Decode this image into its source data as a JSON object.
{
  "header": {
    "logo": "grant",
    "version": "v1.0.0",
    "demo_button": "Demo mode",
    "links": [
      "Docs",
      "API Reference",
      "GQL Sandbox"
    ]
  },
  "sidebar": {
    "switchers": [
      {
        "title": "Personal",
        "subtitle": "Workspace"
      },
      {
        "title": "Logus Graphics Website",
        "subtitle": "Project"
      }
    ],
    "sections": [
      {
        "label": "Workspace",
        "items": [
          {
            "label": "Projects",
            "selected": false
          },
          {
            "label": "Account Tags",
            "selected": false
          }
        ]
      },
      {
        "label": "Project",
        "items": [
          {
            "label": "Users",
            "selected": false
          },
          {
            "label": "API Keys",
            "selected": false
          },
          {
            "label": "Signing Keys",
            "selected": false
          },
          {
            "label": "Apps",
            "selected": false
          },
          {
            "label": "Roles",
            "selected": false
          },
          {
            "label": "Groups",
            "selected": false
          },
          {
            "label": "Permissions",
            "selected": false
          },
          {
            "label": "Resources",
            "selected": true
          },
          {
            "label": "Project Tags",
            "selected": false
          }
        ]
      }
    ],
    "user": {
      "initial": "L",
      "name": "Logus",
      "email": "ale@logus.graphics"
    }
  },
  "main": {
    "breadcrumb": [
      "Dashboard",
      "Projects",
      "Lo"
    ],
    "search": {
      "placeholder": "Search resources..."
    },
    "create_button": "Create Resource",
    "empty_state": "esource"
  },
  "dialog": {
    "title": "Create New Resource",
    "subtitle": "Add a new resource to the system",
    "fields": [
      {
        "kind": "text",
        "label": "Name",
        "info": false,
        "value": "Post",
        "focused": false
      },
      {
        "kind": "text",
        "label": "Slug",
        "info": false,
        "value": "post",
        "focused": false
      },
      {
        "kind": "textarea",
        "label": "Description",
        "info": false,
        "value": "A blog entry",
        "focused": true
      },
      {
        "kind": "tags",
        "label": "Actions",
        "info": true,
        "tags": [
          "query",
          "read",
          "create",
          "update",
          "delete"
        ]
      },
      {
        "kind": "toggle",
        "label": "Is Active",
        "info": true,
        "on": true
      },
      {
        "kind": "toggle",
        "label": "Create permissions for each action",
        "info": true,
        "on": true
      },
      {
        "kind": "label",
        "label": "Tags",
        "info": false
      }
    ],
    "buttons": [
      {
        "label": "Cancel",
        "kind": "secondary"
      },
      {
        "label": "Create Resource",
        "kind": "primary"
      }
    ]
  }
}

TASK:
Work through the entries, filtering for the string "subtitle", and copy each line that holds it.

ANSWER SECTION:
        "subtitle": "Workspace"
        "subtitle": "Project"
    "subtitle": "Add a new resource to the system",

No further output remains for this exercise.